Every day, billions of photos are seen through thousands of portals across the Web, and most of those will include some kind of product. From the shirt he’s wearing, to the bag she’s carrying, to the food they’re sharing, there are brands all over the images we see every day. But let’s say you really like that bag and want one just like it—how would you find it? Sites like PleaseDress.Me have tried to help, offering users different ways to search for their fashion using colors, tags or keywords. But even if you have the most tricked-out of search engines, you’re often stuck finding a product just “sorta like” the one you were looking for.
Enter Stipple, a new startup helping users get more out of photos.
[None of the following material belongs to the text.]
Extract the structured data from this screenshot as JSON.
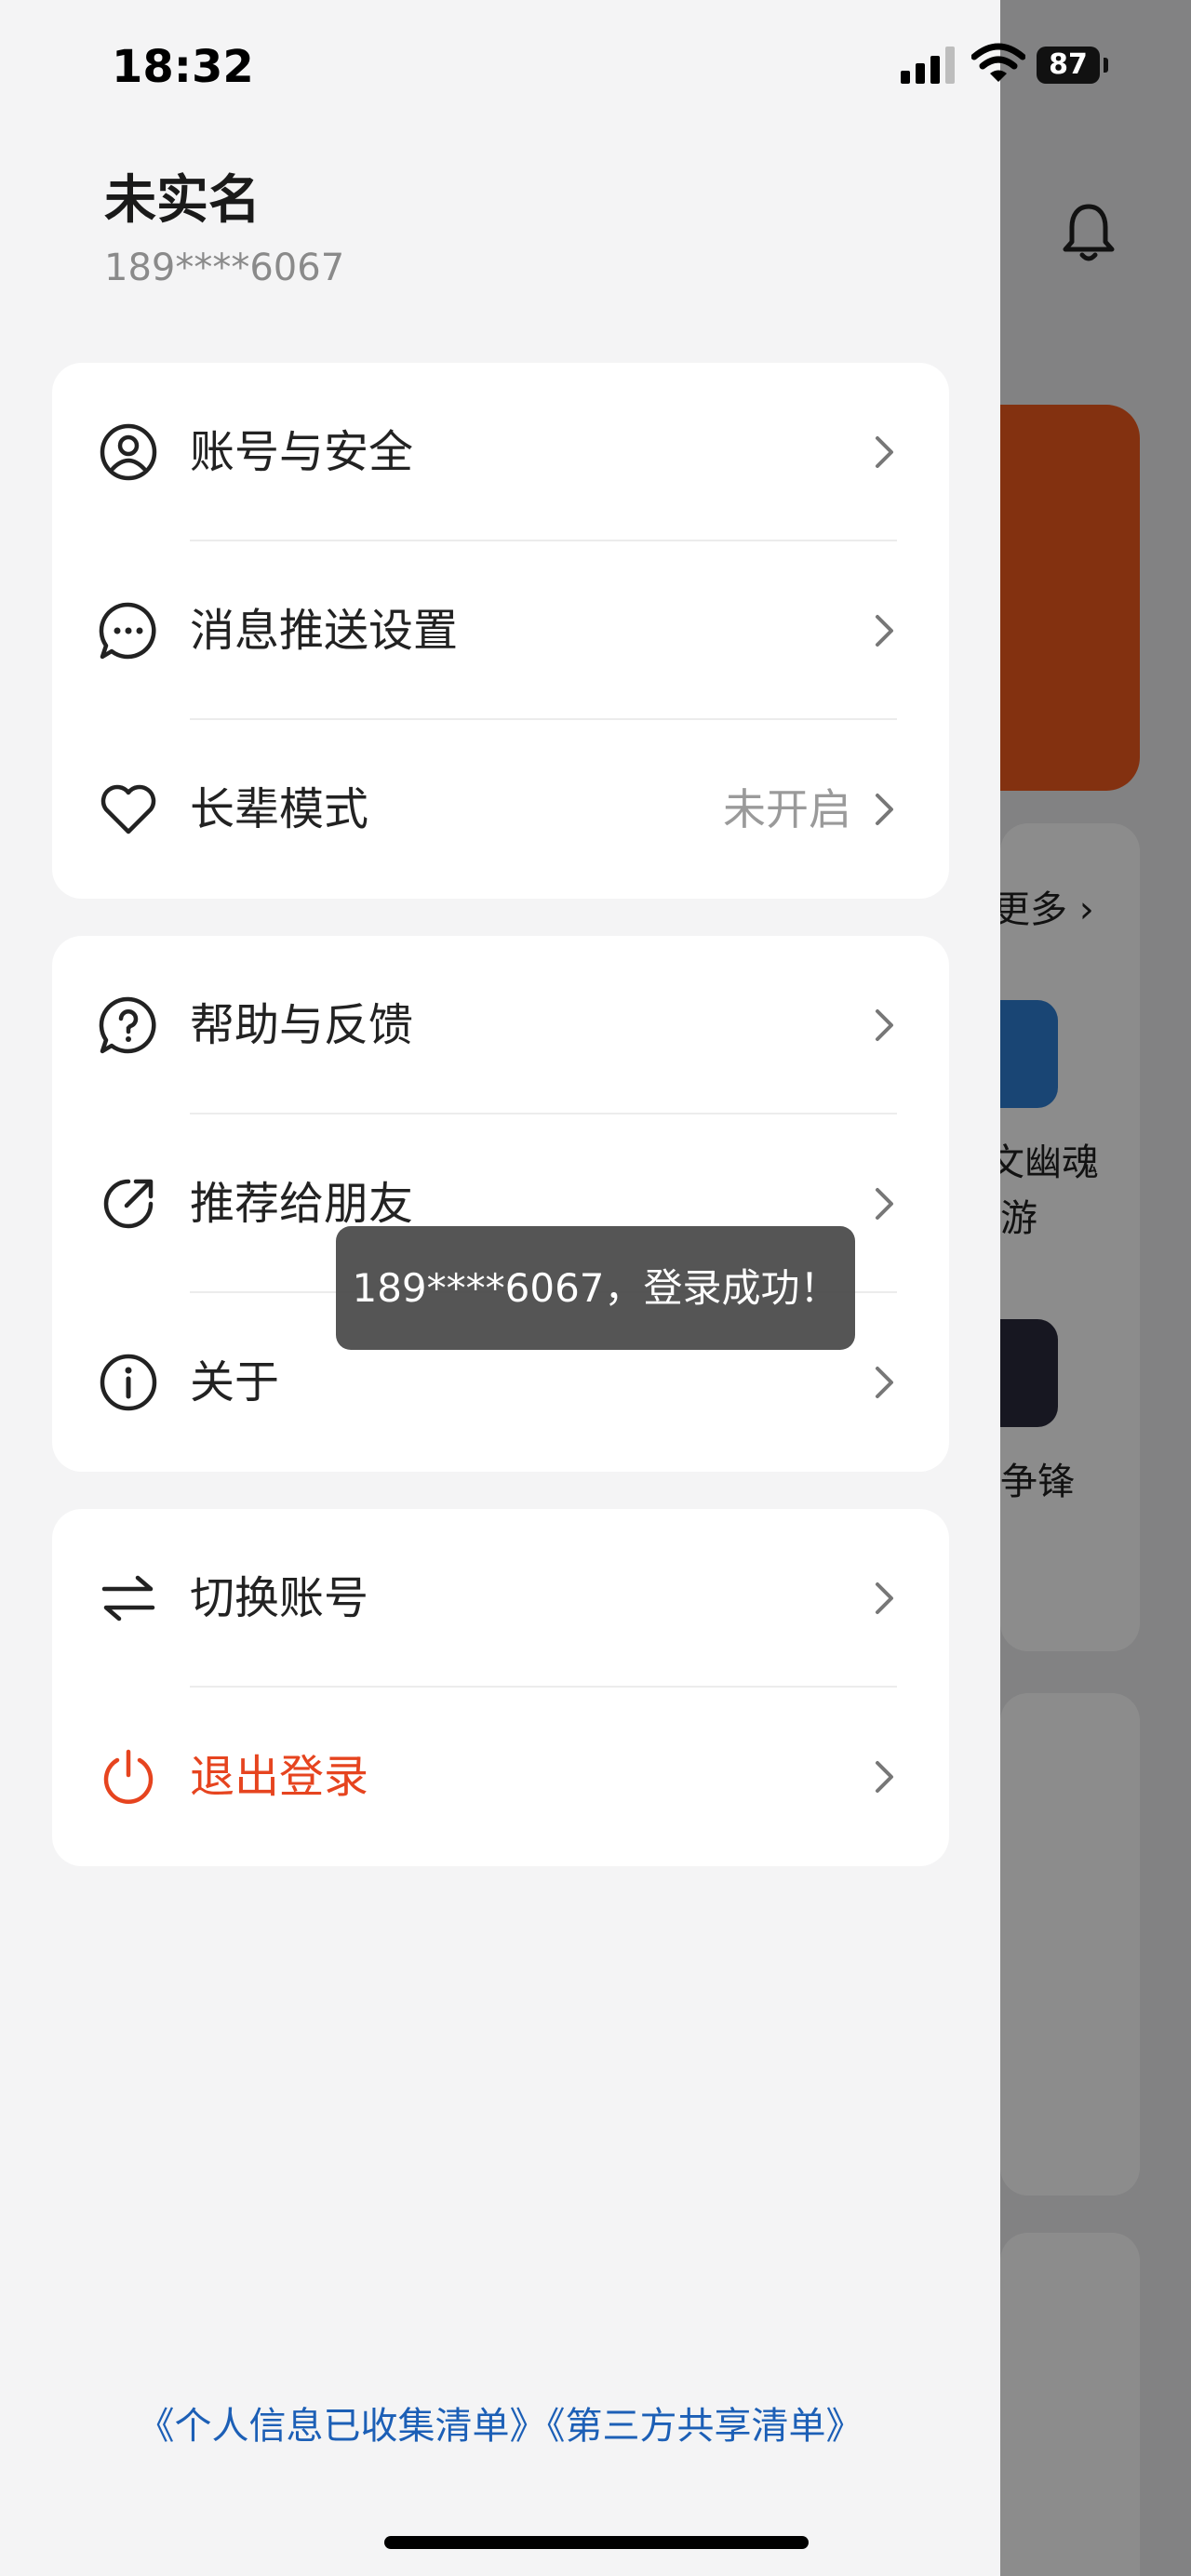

Stipple uses metadata to tag each photo with information about products, people and who captured the original photo. Brands can then use the same network to further identify their products and add e-commerce information for each, showing consumers exactly how to buy them. For publishers, the experience is completely passive—one line of code enables all the functionality for any Stipple-tagged photo. In fact, publishers can even copy and paste photos into their sites and the hot-spots still work—Stipple metadata tags are embedded within the photo file itself and the ads can “follow” the photo wherever it goes.
What this means for brands: In-image advertising is a rapidly growing technology, because engagement rates are much higher than in other display media (Stipple says that users mouse over a photo with a hot spot 46% of the time, and of those, users hover over a product spot 12.48% of engagements). Photo agencies are also in favor because the technology can track down a “lost” photo through the metadata tag, and funnel image creators get a cut of advertising revenue. Brands should definitely begin introducing this in their experimental ad media budgets, as it’s an extremely intuitive interface for directing high purchase intent visits towards e-commerce.
Links, News and Notes
Twitter buys an app: Twitter power-user favorite TweetDeck has been acquired by the microblogging service, for a total rumored to be between $40 million and $50 million. Many new Twitter app developers may see this as a signal that if their apps become popular enough, getting bought out by Twitter could be their exit.
The meaning of a modern family: The New York Times recently investigated the effects of hyper-connectedness on family time, quoting from experts on both sides of the issue. The multi-screen living room has become a genuine reality, and an environment marketers must rapidly master.
Facebook Open Graph, one year later: Open Graph is the updated suite of APIs and supporting tools that includes Facebook Connect. The service turned one year old this April, and Mashable explored how marketers have adopted it so far.
How I learned to love the backchannel: A List Apart provided a great explanation of the origins of Donahue, a Web app designed to integrate the common presentation backchannel of Twitter into the conference experience by tying slides shown to tweets sent in the same time period.
So what IS Google’s social strategy? Serial entrepreneur and Hunch co-founder Chris Dixon broke down what he saw as Google’s three strategic choices as it gets serious about social. The growing threat of Facebook will inevitably pressure Google into making one of these choices, and marketers will benefit from seeing this map of the road ahead.
This Week in Social is a new publication from Rockfish that focuses on the latest in digital innovation.